New Mayor Gerard Giudice gaveled the first council meeting of 2021 into session on Tuesday, January 12. The three- and one-half-hour meeting was packed full of agenda items. Many of them routine in nature, but not all. As usual, a proclamation or recognition led off. This time it was to recognize and thank Grocery Outlet for their community contributions during COVID-19. The store stepped forward to provide groceries to needy residents and donated to local organizations such as Redwood Empire Food Bank and Neighbors Organized Against Hunger.
Chief Administrative Officer Pedro Toledo of the Petaluma Health Center made a presentation regarding Rohnert Park Health Center. The Health Center in Rohnert Park is a COVID-19 Test Site and is currently experiencing a 30 percent test positivity rate. Nationally, 1 in 4 people meet their medical needs through these health centers. In Rohnert Park it’s 1 in 3 according to Toledo. These centers trace their origin to the War on Poverty’s effort from the 1960s. Fourteen thousand people used the clinic last year, adding 150 new patients, and had forty-five thousand patient visits.
City Manager Darren Jenkins also presented his staff report on the city’s response to COVID-19. This is a regular agenda item. It was a combination of bad and good news. On the downside, the city has experienced an 83 percent increase in confirmed cases over the last four weeks. He advised the shelter in place restrictions would remain in effect for at least the next four weeks. To relax those restrictions, the county would have to be under 7 cases per 1,000 population. Currently we are experiencing 33 cases per 1,000 population. Vaccines have started in Rohnert Park but only for health care workers.
The good news relates to funding. Jenkins discussed Federal and State efforts on stimulus money, expanded unemployment assistance, another round of paycheck protection loans, funding for rental assistance and grants for small business. He outlined what the city has done to get that word out to residents and businesses. He also presented the results of the recent public survey on how residents are being impacted by COVID-19. Generally, most residents are doing okay so far.
Two items concerned giving staff directions for future planning efforts. One was setting Budget Work Sessions for the next fiscal year. These would be held on April 12 and 22. The other was on the city’s General Plan Update. Direction was given to the City’s Planning Manager that the council wants to emphasize Climate Change by having a blended approach in the plan. That means they want a separate element on climate change yet continue to have that issue addressed in other elements too. Vice Mayor Jackie Elward and Councilmember Willy Linares also requested a Climate Emergency Resolution and a Climate Commission be put on a future agenda item for consideration.

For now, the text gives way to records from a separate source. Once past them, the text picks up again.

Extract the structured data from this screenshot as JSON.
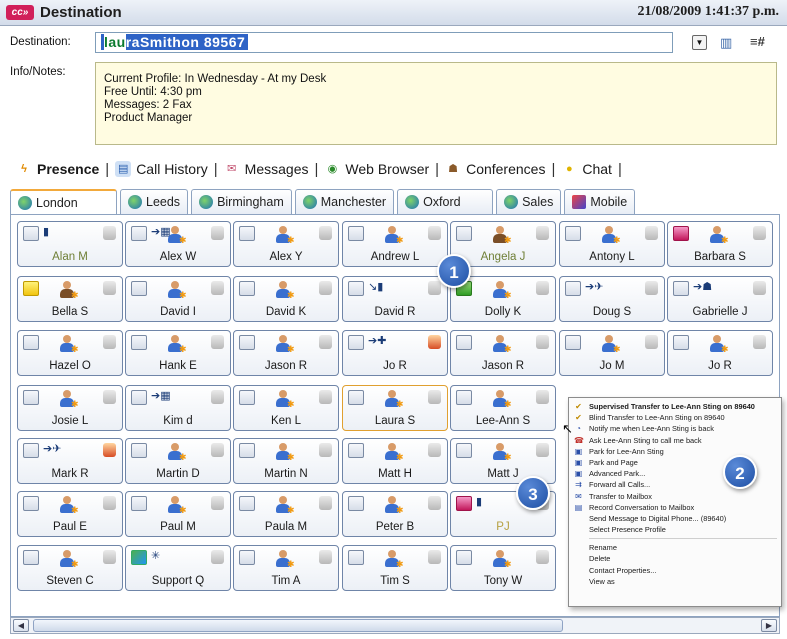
{
  "window": {
    "title": "Destination",
    "datetime": "21/08/2009 1:41:37 p.m."
  },
  "destination": {
    "label": "Destination:",
    "typed": "lau",
    "autocomplete": "raSmithon 89567"
  },
  "info": {
    "label": "Info/Notes:",
    "lines": [
      "Current Profile: In Wednesday - At my Desk",
      "Free Until: 4:30 pm",
      "Messages: 2 Fax",
      "Product Manager"
    ]
  },
  "main_tabs": [
    "Presence",
    "Call History",
    "Messages",
    "Web Browser",
    "Conferences",
    "Chat"
  ],
  "location_tabs": [
    "London",
    "Leeds",
    "Birmingham",
    "Manchester",
    "Oxford",
    "Sales",
    "Mobile"
  ],
  "contacts": [
    [
      "Alan M",
      "Alex W",
      "Alex Y",
      "Andrew L",
      "Angela J",
      "Antony L",
      "Barbara S"
    ],
    [
      "Bella S",
      "David I",
      "David K",
      "David R",
      "Dolly K",
      "Doug S",
      "Gabrielle J"
    ],
    [
      "Hazel O",
      "Hank E",
      "Jason R",
      "Jo R",
      "Jason R",
      "Jo M",
      "Jo R"
    ],
    [
      "Josie L",
      "Kim d",
      "Ken L",
      "Laura S",
      "Lee-Ann S",
      "",
      ""
    ],
    [
      "Mark R",
      "Martin D",
      "Martin N",
      "Matt H",
      "Matt J",
      "",
      ""
    ],
    [
      "Paul E",
      "Paul M",
      "Paula M",
      "Peter B",
      "PJ",
      "",
      ""
    ],
    [
      "Steven C",
      "Support Q",
      "Tim A",
      "Tim S",
      "Tony W",
      "",
      ""
    ]
  ],
  "context_menu": {
    "items": [
      {
        "label": "Supervised Transfer to Lee-Ann Sting on 89640",
        "bold": true,
        "icon": "transfer-icon"
      },
      {
        "label": "Blind Transfer to Lee-Ann Sting on 89640",
        "bold": false,
        "icon": "blind-transfer-icon"
      },
      {
        "label": "Notify me when Lee-Ann Sting is back",
        "bold": false,
        "icon": "notify-icon"
      },
      {
        "label": "Ask Lee-Ann Sting to call me back",
        "bold": false,
        "icon": "callback-icon"
      },
      {
        "label": "Park for Lee-Ann Sting",
        "bold": false,
        "icon": "park-icon"
      },
      {
        "label": "Park and Page",
        "bold": false,
        "icon": "park-page-icon"
      },
      {
        "label": "Advanced Park...",
        "bold": false,
        "icon": "advanced-park-icon"
      },
      {
        "label": "Forward all Calls...",
        "bold": false,
        "icon": "forward-icon"
      },
      {
        "label": "Transfer to Mailbox",
        "bold": false,
        "icon": "mailbox-icon"
      },
      {
        "label": "Record Conversation to Mailbox",
        "bold": false,
        "icon": "record-icon"
      },
      {
        "label": "Send Message to Digital Phone... (89640)",
        "bold": false,
        "icon": ""
      },
      {
        "label": "Select Presence Profile",
        "bold": false,
        "icon": ""
      }
    ],
    "items2": [
      "Rename",
      "Delete",
      "Contact Properties...",
      "View as"
    ]
  },
  "callouts": [
    "1",
    "2",
    "3"
  ]
}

Significant time was spent on Resolution 2021-007 and related Public Hearing. It involved an “Update on SOMO Village Project.” Under consideration was approval of a Large Lot Tentative Map for the project. The project was approved back in 2010 but hasn’t moved forward. The change to the map would somewhat reduce the number of housing units, significantly reduce commercial space square footage, expand park and open space areas, provide for a new fire station and get the project underway finally. Mayor Giudice excused himself from this portion of the meeting because of a conflict of interest. He has financial interests within the project’s boundaries. There was some negative public comment during the hearing expressing concerns over building housing, increasing traffic, and changing the nature of the surrounding neighborhoods; but council members pointed out that this project has been underway for years, the developers already had permission to build and that this approval was an improvement over what was previously allowed. The resolution passed on a 4-0 vote.
The final items were actions typically seen at the beginning of the year. They included acceptance of appointments made by Giudice, Elward, and Linares to various boards, committees and commissions such as the Senior Citizen’s Advisory Commission or Mobile Home Rent Appeals Board. The appointments expire on December 31, 2024. Planning Commission appointments by Giudice, Elward, and Linares were also approved by the council on a 5-0 vote. One vacancy for the Building Appeals Board was left unfilled. The city will reopen that position for nominations to fill it. Finally, Giudice’s appointments to city council sub-committees, liaison assignments, and outside agency appointments for 2021 were reviewed and approved.